WATERLOO — Before new Veridian Credit Union employees learn their jobs, they’re immersed in the financial institution’s culture.
It’s called the Veridian Experience. The two-day program emphasizes Veridian’s mission, vision and values; the international credit union motto of “people helping people”; the difference between credit unions and banks; and more.
Betsy Meehan developed the program to help give new employees a baseline understanding of why Veridian’s staffers are passionate about the credit union.
“This is an organization with heart and the desire to positively contribute to each of the 900 staff members, along with the communities in which they live, work and serve,” says Meehan, manager of personnel and recruitment.
Sessions take place in Cedar Falls and Ankeny, providing participants with shared experiences, networking opportunities, institutional knowledge and connections to long-time staff. In addition, Veridian chief officers have lunch with new employees to get to know them and share information about themselves.
Monte Berg retired in July after five years as CEO and 30 working for the credit union. Longtime Chief Administrative Officer Renee Christoffer was tapped to replace him. She brings more than 25 years experience at Veridian to the role.
The transition took place while more than 500 of Veridian’s 900 employees continued to work from home due to the ongoing COVID-19 public health crisis.
“Managing the credit union’s response to the pandemic has really been a full-time job,” says Christoffer. “We have had weekly management team meetings to get updates and monitor the situation. We also send daily emails to let staff know we’re thinking about them and trying to keep them safe.”
Members of Veridian’s strategic team sent handwritten notes to employees, she adds, and staff also received contactless goodie boxes. Chief officers visited branches on Friday afternoons to display “thank you” signs to connect and keep in touch with staff members.
“At the forefront is a desire to have a personal touch,” Christoffer explains.
Veridian employees are used to making direct connections with each other and members, Berg adds. Credit union managers have tried to find ways to fill voids left by social distancing and other precautions necessitated by the ongoing pandemic.
“Veridian has a workforce that’s used to a high level of community engagement,” Berg says. “With many of our projects, we tend to have many more volunteers step forward than we can accommodate.
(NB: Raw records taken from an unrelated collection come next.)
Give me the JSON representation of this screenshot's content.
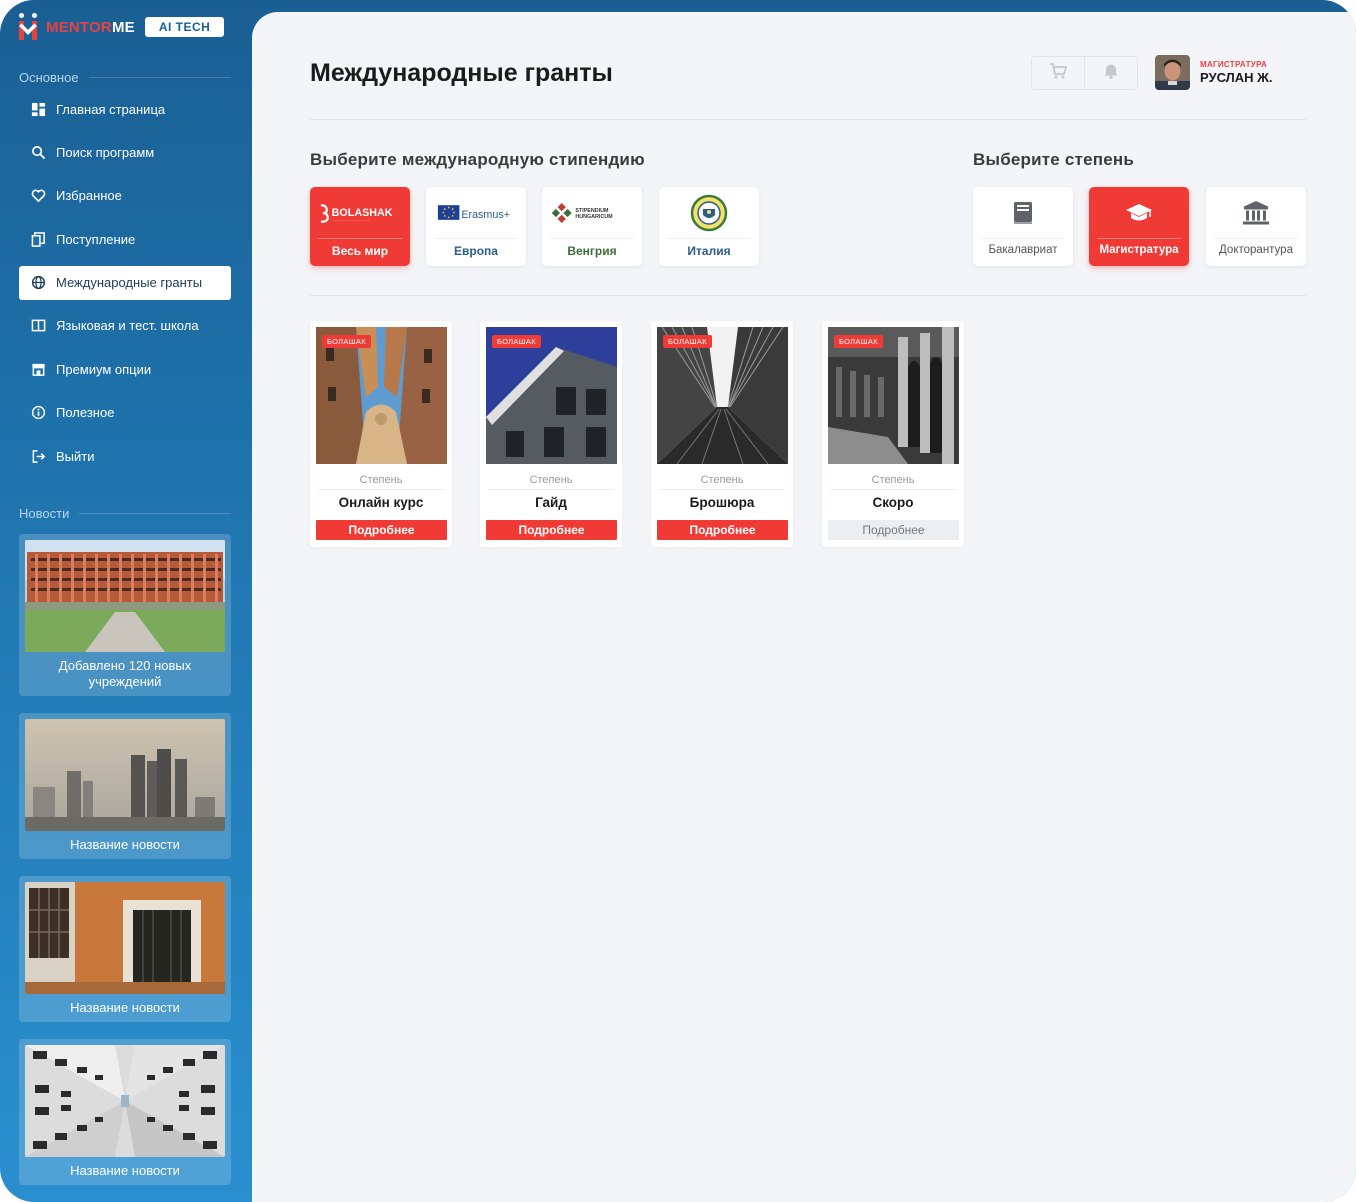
{
  "brand": {
    "name_part1": "MENTOR",
    "name_part2": "ME",
    "badge": "AI TECH"
  },
  "sidebar": {
    "section_main": "Основное",
    "items": [
      {
        "label": "Главная страница",
        "icon": "dashboard-icon"
      },
      {
        "label": "Поиск программ",
        "icon": "search-icon"
      },
      {
        "label": "Избранное",
        "icon": "heart-icon"
      },
      {
        "label": "Поступление",
        "icon": "documents-icon"
      },
      {
        "label": "Международные гранты",
        "icon": "globe-icon",
        "active": true
      },
      {
        "label": "Языковая и тест. школа",
        "icon": "book-open-icon"
      },
      {
        "label": "Премиум опции",
        "icon": "store-icon"
      },
      {
        "label": "Полезное",
        "icon": "info-icon"
      },
      {
        "label": "Выйти",
        "icon": "logout-icon"
      }
    ],
    "section_news": "Новости",
    "news": [
      {
        "caption": "Добавлено 120 новых учреждений",
        "image": "campus-building-photo"
      },
      {
        "caption": "Название новости",
        "image": "skyscrapers-photo"
      },
      {
        "caption": "Название новости",
        "image": "orange-wall-door-photo"
      },
      {
        "caption": "Название новости",
        "image": "building-facade-photo"
      }
    ]
  },
  "header": {
    "title": "Международные гранты",
    "cart_icon": "cart-icon",
    "bell_icon": "bell-icon",
    "user": {
      "role": "МАГИСТРАТУРА",
      "name": "РУСЛАН Ж."
    }
  },
  "scholarships": {
    "title": "Выберите международную стипендию",
    "items": [
      {
        "label": "Весь мир",
        "logo_text": "BOLASHAK",
        "active": true
      },
      {
        "label": "Европа",
        "logo_text": "Erasmus+"
      },
      {
        "label": "Венгрия",
        "logo_text_1": "STIPENDIUM",
        "logo_text_2": "HUNGARICUM"
      },
      {
        "label": "Италия"
      }
    ]
  },
  "degrees": {
    "title": "Выберите степень",
    "items": [
      {
        "label": "Бакалавриат",
        "icon": "book-icon"
      },
      {
        "label": "Магистратура",
        "icon": "graduation-cap-icon",
        "active": true
      },
      {
        "label": "Докторантура",
        "icon": "institution-icon"
      }
    ]
  },
  "cards": [
    {
      "tag": "БОЛАШАК",
      "degree_label": "Степень",
      "title": "Онлайн курс",
      "button": "Подробнее",
      "enabled": true
    },
    {
      "tag": "БОЛАШАК",
      "degree_label": "Степень",
      "title": "Гайд",
      "button": "Подробнее",
      "enabled": true
    },
    {
      "tag": "БОЛАШАК",
      "degree_label": "Степень",
      "title": "Брошюра",
      "button": "Подробнее",
      "enabled": true
    },
    {
      "tag": "БОЛАШАК",
      "degree_label": "Степень",
      "title": "Скоро",
      "button": "Подробнее",
      "enabled": false
    }
  ],
  "colors": {
    "accent": "#f03a35",
    "sidebar": "#1f74ad",
    "background": "#f4f5f8"
  }
}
This year, the hands-on volunteer work isn’t going to be possible — the annual Thanksgiving Dinner, Shred Days and other events.”
The credit union’s commitment to “people helping people” was especially evident during the pandemic, says Shawna Matz, vice president of talent development.
“Veridian has always been a wonderful organization that puts our members, employees and communities we serve first,” says Matz, who has worked at Veridian for 24 years. “The quick action taken by our leaders to keep everyone’s safety in the forefront while continuing to serve our members was second to none.”
Training and development opportunities continue once employees are fully on the job, says Monte Berg.
“The Emerging Leaders Program is available to employees with aspirations to move up within the credit union,” he explains. “It gives employees a chance to connect with an internal mentor and expose themselves to various ways to attend a Management Team meeting and other opportunities to explore what it takes to
In less than a decade, Veridian Credit Union has expanded into new markets, offered new financial products and services to members and increased earnings.
For some employees, that comes in the form of financial security during difficult times.
In addition, employees regularly receive reminders that hard work is noticed and appreciated.
Veridian employees are quick to list competitive compensation packages, cross-training and continuing education, paid volunteers hours and much more.
Engagement is key, said Berg. It starts with telling the story when new employees join the credit union team.
Fun is a keyword for all employees, said nominators. At Veridian, it often includes a service component.
Each year, the credit union offers each employee up to 12 paid volunteer hours for an organization of their choosing. In work spaces, there are theme days, such as “Flip Flop Friday” and “Take a Selfie Day.”
On International Credit Union Day in October, each branch or department received a budget to fund random acts of kindness within their areas. Activities included donations to charitable organizations and food delivery to to teachers and first responders.
“Service is a big part of what we do as a credit union, and that includes service to each other and to the communities in which we live and work,” said Berg. “The constant underlying piece focuses on how we work together — how we help each other and how we communicate with each other.”
After 30 years at Veridian, Berg retired in July.
The business news you need
With a weekly newsletter looking back at local history.